Michelle Curry Physical Geography Alumni
Briefly, tell us about your job. What do you find most rewarding? What are your greatest challenges within this profession?
I work for the Meteorological Service of Canada as a meteorologist in the Prairie and Arctic Storm Prediction Center. In my position, I produce the weather forecasts for a broad area of Canada; Manitoba, southern Saskatchewan, and eastern Nunavut. I also get the opportunity to produce marine forecasts for the eastern Arctic and Manitoba Lakes and the air quality forecasts for the eastern prairies. The great thing about my job is that the weather is constantly changing, so my day always looks a bit different. It’s rewarding to be able to produce a product (in this case a forecast) that I know is directly impacting Canadians, particularly if there is the potential for adverse weather conditions. Since weather is constantly changing, my job can be extremely challenging at times trying to figure out what will happen and how to best communicate that in my forecast.
What experiences and activities helped you to map out your career pathway?
There were two experiences that helped me decide to pursue a career in meteorology. The first one was visiting the Winnipeg weather office (where I now work) at the beginning of my university program and seeing what an amazing environment and office it was. The second was taking my first atmospheric science class in my geography program and realizing I could actually pursue this as a career. Being a part of the cooperative education program helped me make decisions relating to my career path along the way as I got more exposure to the different options available to me.

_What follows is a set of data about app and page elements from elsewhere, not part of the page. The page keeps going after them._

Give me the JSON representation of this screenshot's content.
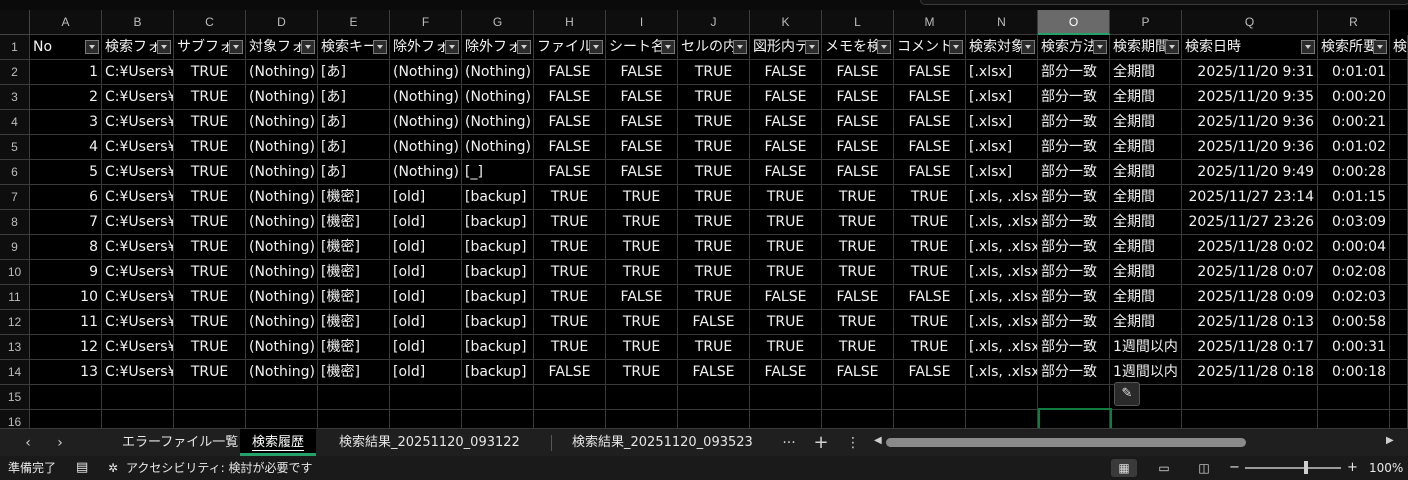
{
  "columns": [
    "A",
    "B",
    "C",
    "D",
    "E",
    "F",
    "G",
    "H",
    "I",
    "J",
    "K",
    "L",
    "M",
    "N",
    "O",
    "P",
    "Q",
    "R"
  ],
  "selected_column": "O",
  "row_numbers": [
    "1",
    "2",
    "3",
    "4",
    "5",
    "6",
    "7",
    "8",
    "9",
    "10",
    "11",
    "12",
    "13",
    "14",
    "15",
    "16"
  ],
  "header_row": [
    "No",
    "検索フォ",
    "サブフォ",
    "対象フォ",
    "検索キー",
    "除外フォ",
    "除外フォ",
    "ファイル",
    "シート名",
    "セルの内",
    "図形内テ",
    "メモを検",
    "コメント",
    "検索対象",
    "検索方法",
    "検索期間",
    "検索日時",
    "検索所要"
  ],
  "header_next_fragment": "検",
  "rows": [
    [
      "1",
      "C:¥Users¥",
      "TRUE",
      "(Nothing)",
      "[あ]",
      "(Nothing)",
      "(Nothing)",
      "FALSE",
      "FALSE",
      "TRUE",
      "FALSE",
      "FALSE",
      "FALSE",
      "[.xlsx]",
      "部分一致",
      "全期間",
      "2025/11/20 9:31",
      "0:01:01"
    ],
    [
      "2",
      "C:¥Users¥",
      "TRUE",
      "(Nothing)",
      "[あ]",
      "(Nothing)",
      "(Nothing)",
      "FALSE",
      "FALSE",
      "TRUE",
      "FALSE",
      "FALSE",
      "FALSE",
      "[.xlsx]",
      "部分一致",
      "全期間",
      "2025/11/20 9:35",
      "0:00:20"
    ],
    [
      "3",
      "C:¥Users¥",
      "TRUE",
      "(Nothing)",
      "[あ]",
      "(Nothing)",
      "(Nothing)",
      "FALSE",
      "FALSE",
      "TRUE",
      "FALSE",
      "FALSE",
      "FALSE",
      "[.xlsx]",
      "部分一致",
      "全期間",
      "2025/11/20 9:36",
      "0:00:21"
    ],
    [
      "4",
      "C:¥Users¥",
      "TRUE",
      "(Nothing)",
      "[あ]",
      "(Nothing)",
      "(Nothing)",
      "FALSE",
      "FALSE",
      "TRUE",
      "FALSE",
      "FALSE",
      "FALSE",
      "[.xlsx]",
      "部分一致",
      "全期間",
      "2025/11/20 9:36",
      "0:01:02"
    ],
    [
      "5",
      "C:¥Users¥",
      "TRUE",
      "(Nothing)",
      "[あ]",
      "(Nothing)",
      "[_]",
      "FALSE",
      "FALSE",
      "TRUE",
      "FALSE",
      "FALSE",
      "FALSE",
      "[.xlsx]",
      "部分一致",
      "全期間",
      "2025/11/20 9:49",
      "0:00:28"
    ],
    [
      "6",
      "C:¥Users¥",
      "TRUE",
      "(Nothing)",
      "[機密]",
      "[old]",
      "[backup]",
      "TRUE",
      "TRUE",
      "TRUE",
      "TRUE",
      "TRUE",
      "TRUE",
      "[.xls, .xlsx,",
      "部分一致",
      "全期間",
      "2025/11/27 23:14",
      "0:01:15"
    ],
    [
      "7",
      "C:¥Users¥",
      "TRUE",
      "(Nothing)",
      "[機密]",
      "[old]",
      "[backup]",
      "TRUE",
      "TRUE",
      "TRUE",
      "TRUE",
      "TRUE",
      "TRUE",
      "[.xls, .xlsx,",
      "部分一致",
      "全期間",
      "2025/11/27 23:26",
      "0:03:09"
    ],
    [
      "8",
      "C:¥Users¥",
      "TRUE",
      "(Nothing)",
      "[機密]",
      "[old]",
      "[backup]",
      "TRUE",
      "TRUE",
      "TRUE",
      "TRUE",
      "TRUE",
      "TRUE",
      "[.xls, .xlsx,",
      "部分一致",
      "全期間",
      "2025/11/28 0:02",
      "0:00:04"
    ],
    [
      "9",
      "C:¥Users¥",
      "TRUE",
      "(Nothing)",
      "[機密]",
      "[old]",
      "[backup]",
      "TRUE",
      "TRUE",
      "TRUE",
      "TRUE",
      "TRUE",
      "TRUE",
      "[.xls, .xlsx,",
      "部分一致",
      "全期間",
      "2025/11/28 0:07",
      "0:02:08"
    ],
    [
      "10",
      "C:¥Users¥",
      "TRUE",
      "(Nothing)",
      "[機密]",
      "[old]",
      "[backup]",
      "TRUE",
      "FALSE",
      "TRUE",
      "FALSE",
      "FALSE",
      "FALSE",
      "[.xls, .xlsx,",
      "部分一致",
      "全期間",
      "2025/11/28 0:09",
      "0:02:03"
    ],
    [
      "11",
      "C:¥Users¥",
      "TRUE",
      "(Nothing)",
      "[機密]",
      "[old]",
      "[backup]",
      "TRUE",
      "TRUE",
      "FALSE",
      "TRUE",
      "TRUE",
      "TRUE",
      "[.xls, .xlsx,",
      "部分一致",
      "全期間",
      "2025/11/28 0:13",
      "0:00:58"
    ],
    [
      "12",
      "C:¥Users¥",
      "TRUE",
      "(Nothing)",
      "[機密]",
      "[old]",
      "[backup]",
      "TRUE",
      "TRUE",
      "TRUE",
      "TRUE",
      "TRUE",
      "TRUE",
      "[.xls, .xlsx,",
      "部分一致",
      "1週間以内",
      "2025/11/28 0:17",
      "0:00:31"
    ],
    [
      "13",
      "C:¥Users¥",
      "TRUE",
      "(Nothing)",
      "[機密]",
      "[old]",
      "[backup]",
      "FALSE",
      "TRUE",
      "FALSE",
      "FALSE",
      "FALSE",
      "FALSE",
      "[.xls, .xlsx,",
      "部分一致",
      "1週間以内",
      "2025/11/28 0:18",
      "0:00:18"
    ]
  ],
  "quick_analysis_icon": "quick-analysis-icon",
  "tabs": {
    "prev_arrow": "‹",
    "next_arrow": "›",
    "items": [
      {
        "label": "エラーファイル一覧",
        "active": false
      },
      {
        "label": "検索履歴",
        "active": true
      },
      {
        "label": "検索結果_20251120_093122",
        "active": false
      },
      {
        "label": "検索結果_20251120_093523",
        "active": false
      }
    ],
    "more": "···",
    "add": "+",
    "options": "⋮"
  },
  "status": {
    "ready": "準備完了",
    "accessibility": "アクセシビリティ: 検討が必要です",
    "zoom_minus": "−",
    "zoom_plus": "+",
    "zoom": "100%",
    "zoom_fraction": 0.64
  },
  "colors": {
    "accent": "#107c41",
    "selected_header": "#6a6a6a",
    "grid": "#3a3a3a",
    "background": "#000000"
  }
}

As a student, did you see yourself in your current career? What stayed the same and/or changed?
After my first cooperative education placement at the Centre for Earth Observation Science at the University of Manitoba, I actually planned to pursue graduate education and eventually a career in research and academia. I went back and forth trying to decide if I wanted to continue my education or apply to Environment Canada to be a meteorologist. In the end, I decided to apply to Environment Canada and am now almost two years into my career with them.
What advice do you have for students who are interested in pursuing a degree in physical geography?
First and foremost, make sure you focus on your math and physics courses in the first two years of your program! These courses are the foundation for the rest of your career both in university and beyond. I also highly recommend taking courses in computer programing. Weather and climate models are an extremely important and quickly growing field in atmospheric science and understanding computer programing is a huge asset regardless of what field you go into. Finally, doing a cooperative education program and making professional connections in the field is invaluable as you move into your career. These connections may make the difference for landing your dream job!
What job search advice do you have for students and recent graduates?
Don’t pigeon hole yourself. I think many people limit themselves to either an ideal job, or what they “think” they should do with their degree. In reality, there are so many options from research and academics, to government agencies and private companies. For example, students from the physical geography program have gotten jobs as meteorologists, technicians, water survey technicians, fire weather forecasting, private sector forecasting, forecasting or technician jobs for private industry (oil and gas, energy, agriculture). The best thing you can do is to start making contacts early in your program and ask what opportunities they are aware of or people they can put you in contact with. Don’t be scared to apply for a job that might be a bit outside of your comfort zone or that you weren’t first considering.
Tell us a fun fact about your career path.
Since weather is a 24/7 phenomena, so is my job. As a meteorologist I work rotating shift work, including the night shift. While night shifts may not be a highlight of my job, getting two to six days off between rotations definitely is! Also, it is a great conversation starter at a party when people ask me what I do.